Newsweek May 3, 2013

This exciting weekly publication offers a clear combination of news, culture and thought-provoking ideas that challenge the smart and inquisitive. Our promise is to put the reporting back into the news.

:
United States
言語:
English
出版社:
The Newsweek/Daily Beast Company LLC
刊行頻度:
Weekly
¥920
¥5,753
37 号

この号

1
the most hated bangladeshi

Was your shirt or jeans stitched by one of the nearly 3,000 garment workers who were injured or killed in the recent factory collapse in Bangladesh? You might want to check the label. In the week since an eight-story, four-factory complex collapsed, records and physical debris have revealed a growing list of international retailers tied to the suppliers housed in the Rana Plaza building. More than a dozen brands have been identified— including big names like the Children’s Place, Benetton, Mango, and Primark—and a number of these companies have emerged to explain their association with the shoddily built illegal building that housed the factories. But in an assembly line with so many middlemen, who’s to blame? Some people clearly think Bangladeshi property tycoon Sohel Rana. Dubbed “The Most Hated Bangladeshi” by The New…

2
dirty talk

RESEARCHERS IN London have begun to examine that most mysterious of sexual signals: the human voice. These phonetic scientists, not content to let the allure of a sexy, sultry voice go unexplained, have dissected the sound into small, explainable components. Their article, just published in the prestigious medical and scientific journal PLOS One, is full of technical terms and way too much math, but it is a truly great read. Consider the bluntness of its first claim: “Physically attractive men and women enjoy enhanced success in dating, job applications, and elections.” Or even the setup of the study itself: 10 young men listened to a recorded British female voice cooing “Good luck with your exams” three ways: normal, breathy, and “pressed,” meaning “pressured.” Then the lucky male listeners ranked the attractiveness…

2
gatsby before he was great

EVERY TWO dozen years or so, an adaptation of The Great Gatsby appears on the silver screen: in 1926, 1949, 1974, and now. If this fourth effort, directed by Baz Luhrmann and starring Leonardo DiCaprio, is to serve a purpose at all, it would be to send us back to the brooding grandeur of the original text, containing “a great deal of underlying thought of unusual quality,” as F. Scott Fitzgerald’s editor Maxwell Perkins had described it. But the book that rolled out under the night in roaring 1925 was not the original. The Great Gatsby actually began with a manuscript that Fitzgerald had submitted a year earlier with the title “Trimalchio,” after the parvenu who threw wild orgies in Petronius’s Roman novel Satyricon. As it turns out, the cleft between…

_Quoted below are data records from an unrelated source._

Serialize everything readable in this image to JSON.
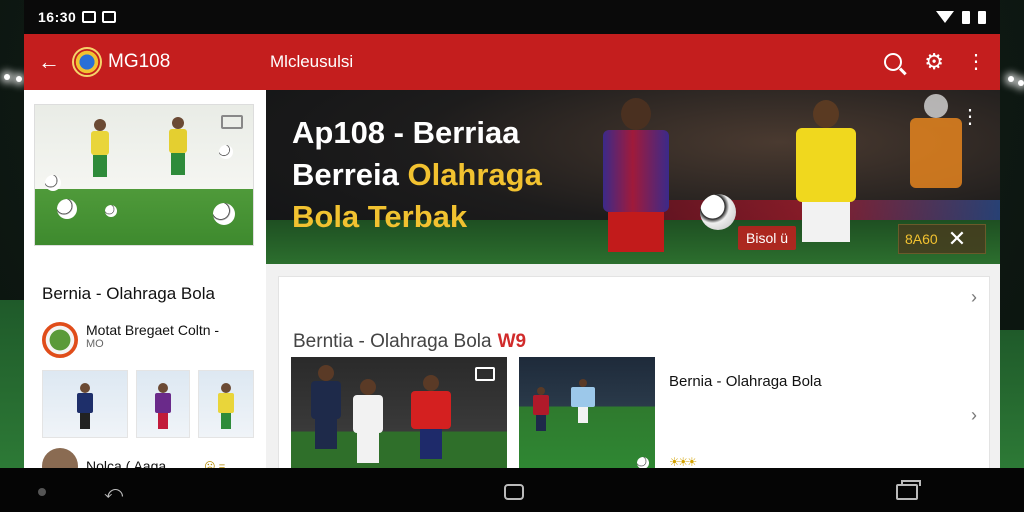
{
  "status": {
    "time": "16:30"
  },
  "appbar": {
    "brand": "MG108",
    "title": "Mlcleusulsi"
  },
  "hero": {
    "title_line1": "Ap108 - Berriaa",
    "title_line2_white": "Berreia ",
    "title_line2_accent": "Olahraga",
    "title_line3": "Bola Terbak",
    "chip_red": "Bisol ü",
    "chip_gold": "8A60",
    "close": "✕"
  },
  "sidebar": {
    "title": "Bernia - Olahraga Bola",
    "item1_title": "Motat Bregaet Coltn -",
    "item1_sub": "MO",
    "item2_title": "Nolca ( Aaga",
    "item2_meta": "☹ ="
  },
  "content": {
    "card_title": "Berntia - Olahraga Bola",
    "card_tag": "W9",
    "row_title": "Bernia - Olahraga Bola",
    "row_meta": "☀☀☀"
  },
  "colors": {
    "brand_red": "#c41e1e",
    "accent_gold": "#f2c230"
  }
}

2
seyyed shamseddin hosseini

ALMOST A year after the United States and the European Union imposed unprecedentedly harsh sanctions against Iran to prevent it from developing nuclear weapons, the country is not only surviving, it is thriving. At least that’s the spin from Iran’s Finance Minister Seyyed Shamseddin Hosseini. “Iran’s economy is becoming more lively and energetic,” said Hosseini in an interview. Sanctions, which target oil exports and the country’s ability to use international banking for trade, have cut Iran’s oil sales in half and badly hurt the country’s currency and ability to trade internationally. But Iran does seem to be adapting, even if this comes at the expense of private industry. The influential Revolutionary Guards, the alternative military close to the regime, is gobbling up industries and profiting from smuggling as sanctions weaken the economy, analysts…

2
punk, from holed to holy

THAT THE punk movement, nearly 40 years after it was born, will be feted at this year’s annual Met Ball, the gala that kicks off the Metropolitan Museum of Art’s Costume Institute exhibit, shows us just how far the onetime subculture has come. A style that began as the provenance of street kids will now occupy rarefied museum space at one of the world’s foremost art institutions. PUNK: Chaos to Couture dives earnestly into the famed movement’s long-lasting effects on aesthetic culture. The exhibit showcases the style of its illustrious ’70s figureheads: Patti Smith, Vivienne Westwood, Sid Vicious, and Richard Hell to name a few. The remnants of their holed (and holy) garments are paired alongside contemporary high-fashion labels like Comme des Garçons, Jean Paul Gaultier, Thom Browne, and John Galliano,…

2
prison break

AT A press conference on Tuesday, President Obama vented about his inability to close the prison at Guantánamo Bay—which is back in the news thanks to a hunger strike involving as many as 100 detainees. “It is expensive. It is inefficient. It hurts us in terms of our international standing,” he said, adding that it remains a “recruitment tool for extremists.” He blamed Congress for blocking his initial efforts to close the facility and promised to “go back at this.” Which raises the question, what exactly are Obama’s options for resolving this festering 12-year-old problem? First, there are some steps he can take without Congress. Of the 166 detainees who remain at the prison (down from 270 when Obama took office), 86 have been cleared to be transferred to other countries…